It has all the trappings necessary to be creepy. The forest is densely packed with trees, moss, underbrush, and rotting logs. Compasses won’t work in this area due to the high level of magnetic iron found in the volcanic rock. Folklore says that spirits from people who have died there call others and lure them deep into the woods.

We are easily scared of haunted houses and other spooky places. So why would we ever want to be exposed? How has a commercial haunted house, which has an estimated 5,000 of these attractions in the United States every year, become an integral part of 21st century Halloween theatre? While I’ve focused on the terrifying, negative effects of horror, it is important to acknowledge that creepiness and horror can be attractive in certain circumstances. This is evident by the amount of money we spend every year on horror films and commercial haunted homes. The creepy can be a strange attraction for many people. What could be more entertaining than such things?

My theory is that the enjoyment of horror movies and commercial haunted houses taps into the same psychological mechanisms that help us learn from others’ experiences. As I wrote in Scientific American (2008), gossip is a key evolutionary benefit that humans have developed. People who kept up to date with the gossip of their tribe knew who was worth knowing, who was having sex with whom, and who was plotting against who. Thus gossipers knew how to take advantage of opportunities and avoid losing battles. These people were socially successful and their genes have been passed down through the centuries.

We are naturally drawn to stories about people we know, but stories about people who have been through extraordinary mishaps like shark attacks or plane crashes can be equally interesting. Stories about successful people can also interest us. In other words, our interest in ‘strategy-learning gossip’ is driven by the evolutionary advantages of acquiring survival and success strategies vicariously through the experiences of others. The same evolved psychological mechanisms that lead to our enjoyment of horror stories and haunted houses may also be responsible for our attraction to horror movies.

Watching others face serial killers and paranormal threats in the comfort of a movie theater allows us to mentally practice strategies we might use if we find ourselves in similar situations. It is common to hear the audience gasp when a character opens the door to a room or hides in an inopportune spot. We are better equipped to handle creepy encounters after we have witnessed what happens in horrifying circumstances.

Similar to the above, walking through a haunted house commercial can give us valuable feedback about ourselves. It can be helpful to identify the types of things that are frightening to us. Examining our emotional reactions to these unsettling experiences can help to gauge our readiness to deal with paranormal encounters.

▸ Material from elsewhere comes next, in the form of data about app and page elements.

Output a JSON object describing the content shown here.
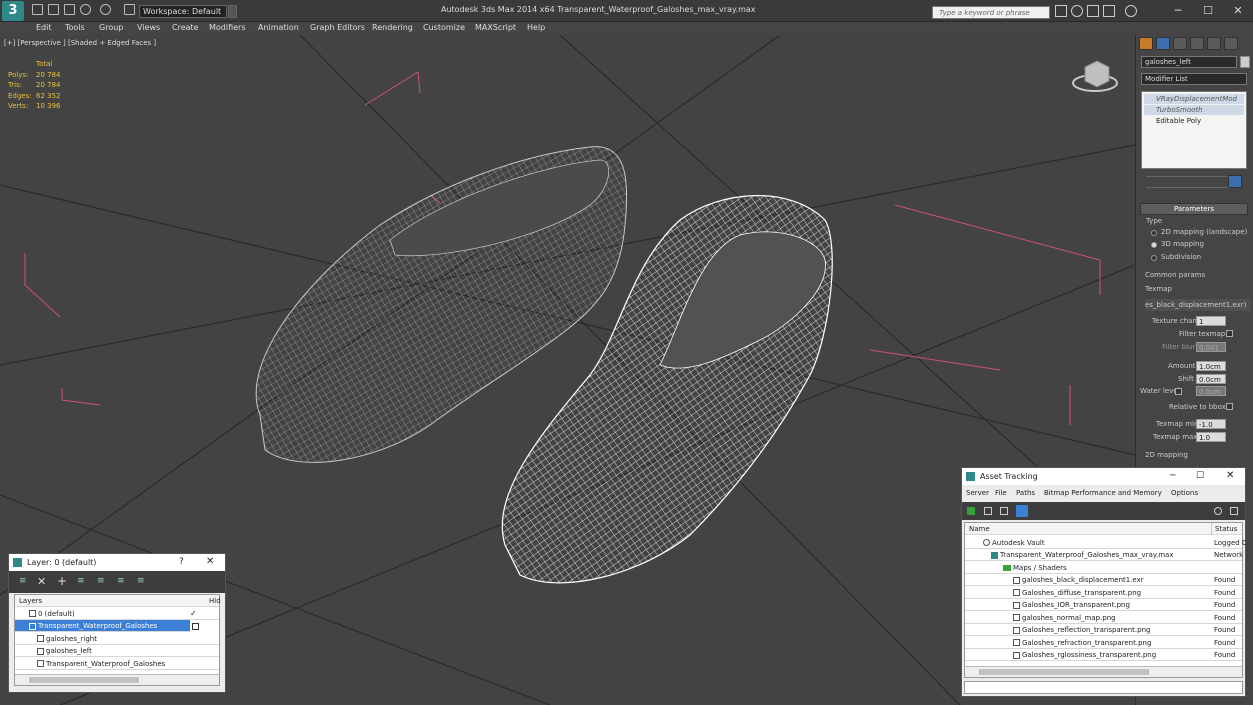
{
  "titlebar": {
    "logo": "3",
    "workspace": "Workspace: Default",
    "title": "Autodesk 3ds Max  2014 x64     Transparent_Waterproof_Galoshes_max_vray.max",
    "search_placeholder": "Type a keyword or phrase",
    "minimize": "─",
    "maximize": "☐",
    "close": "✕"
  },
  "menus": [
    "Edit",
    "Tools",
    "Group",
    "Views",
    "Create",
    "Modifiers",
    "Animation",
    "Graph Editors",
    "Rendering",
    "Customize",
    "MAXScript",
    "Help"
  ],
  "viewport": {
    "label": "[+] [Perspective ] [Shaded + Edged Faces ]",
    "stats": {
      "header": "Total",
      "polys_label": "Polys:",
      "polys": "20 784",
      "tris_label": "Tris:",
      "tris": "20 784",
      "edges_label": "Edges:",
      "edges": "62 352",
      "verts_label": "Verts:",
      "verts": "10 396"
    }
  },
  "command_panel": {
    "object_name": "galoshes_left",
    "modifier_list": "Modifier List",
    "stack": [
      "VRayDisplacementMod",
      "TurboSmooth",
      "Editable Poly"
    ],
    "parameters_title": "Parameters",
    "type_label": "Type",
    "type_options": [
      "2D mapping (landscape)",
      "3D mapping",
      "Subdivision"
    ],
    "type_selected": 1,
    "common_params": "Common params",
    "texmap_label": "Texmap",
    "texmap_value": "es_black_displacement1.exr)",
    "texture_chan_label": "Texture chan",
    "texture_chan": "1",
    "filter_texmap": "Filter texmap",
    "filter_blur_label": "Filter blur",
    "filter_blur": "0.001",
    "amount_label": "Amount",
    "amount": "1.0cm",
    "shift_label": "Shift",
    "shift": "0.0cm",
    "water_level_label": "Water level",
    "water_level": "0.0cm",
    "relative_bbox": "Relative to bbox",
    "texmap_min_label": "Texmap min",
    "texmap_min": "-1.0",
    "texmap_max_label": "Texmap max",
    "texmap_max": "1.0",
    "mapping_2d": "2D mapping"
  },
  "layer_window": {
    "title": "Layer: 0 (default)",
    "help": "?",
    "close": "✕",
    "col_layers": "Layers",
    "col_hide": "Hid",
    "rows": [
      "0 (default)",
      "Transparent_Waterproof_Galoshes",
      "galoshes_right",
      "galoshes_left",
      "Transparent_Waterproof_Galoshes"
    ],
    "check": "✓"
  },
  "asset_window": {
    "title": "Asset Tracking",
    "minimize": "─",
    "maximize": "☐",
    "close": "✕",
    "menus": [
      "Server",
      "File",
      "Paths",
      "Bitmap Performance and Memory",
      "Options"
    ],
    "col_name": "Name",
    "col_status": "Status",
    "rows": [
      {
        "name": "Autodesk Vault",
        "status": "Logged C",
        "indent": 0
      },
      {
        "name": "Transparent_Waterproof_Galoshes_max_vray.max",
        "status": "Network",
        "indent": 1
      },
      {
        "name": "Maps / Shaders",
        "status": "",
        "indent": 2
      },
      {
        "name": "galoshes_black_displacement1.exr",
        "status": "Found",
        "indent": 3
      },
      {
        "name": "Galoshes_diffuse_transparent.png",
        "status": "Found",
        "indent": 3
      },
      {
        "name": "Galoshes_IOR_transparent.png",
        "status": "Found",
        "indent": 3
      },
      {
        "name": "galoshes_normal_map.png",
        "status": "Found",
        "indent": 3
      },
      {
        "name": "Galoshes_reflection_transparent.png",
        "status": "Found",
        "indent": 3
      },
      {
        "name": "Galoshes_refraction_transparent.png",
        "status": "Found",
        "indent": 3
      },
      {
        "name": "Galoshes_rglossiness_transparent.png",
        "status": "Found",
        "indent": 3
      }
    ]
  }
}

If such an eerie encounter ever happens, this could help us determine which strategies are most effective. Horror can still be entertaining, even if it isn’t the real thing. It can also help us prepare for the Zombie Apocalypse or other terrifying scenarios.